I left school in June 1969, having had the benefit of an interview with our newly appointed “Careers advisor” (who was in fact the P.E. teacher in his other role, and not the most intellectual member of staff). The interview involved him outlining the options, which basically consisted of starting at the Steelworks or going down the pit. Well my Dad worked down the pit and it made him cough a lot, so I opted for the Steelworks.
In recognition of the fact that I had actually managed to take all my exams, and was on the “brink” of adulthood, I was allowed a week’s holiday, with friends, and without parents at our caravan in Mablethorpe. Now this may not sound like the most exotic destination for today’s well travelled sixteen year olds but it was a hell an adventure for me and my pals at the time. The holiday was fun, although an incident involving a girl from Mansfield, sand and a stray donkey almost left me traumatised.

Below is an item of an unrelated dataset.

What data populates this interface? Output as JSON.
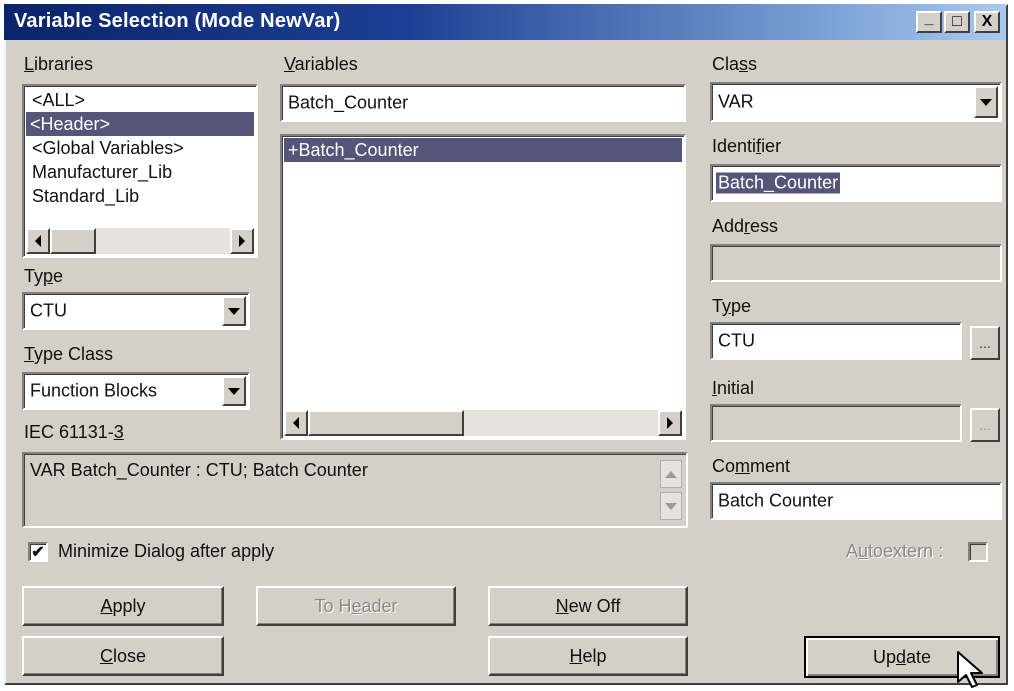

Anyway, there were two steel companies in Rotherham at that time Steel Peech and Tozer and Park Gate Iron and Steel. Digressing for a moment, it was generally thought that Sheffield was the city of steel, but its smaller neighbour, Rotherham was the larger volume producer. Deliberating about which was potentially the better employer turned out retrospectively to be a wasted effort as although I chose “Steelo’s”, the almost immediate nationalisation of the Steel Industry resulted in them becoming part of the same organisation and I was transferred to Park Gate!
These were the days of “Apprenticeships”, which were basically a trade-off, you got a job with “training” and the employer got cheap labour. To be fair British Steel Corporation as it had become, did a fair job and we had “day release”, night school and a variety of postings. We still had to make the tea (that’s like witch piss lad), and fetch the sandwiches from the canteen, but we did get to spend time and learn about the steelmaking process (electric arc) all the way from the melting shop through to the final rolling and finishing operations. The first experiences of the melting shop at shop floor level were frightening, it was like something out of Dante’s inferno with the heat, the flames and the noise, but it was something that you quickly adjusted too.
It was two years, until I reached eighteen, during which time I discovered Soul music, Lambretta scooters, and beer, met my future wife and passed my ONC before I was able to take up my first full time post. That was at the Brinsworth Hot Strip mill, and so, over thirty years ago began my life in Steel Strip. More about that another time.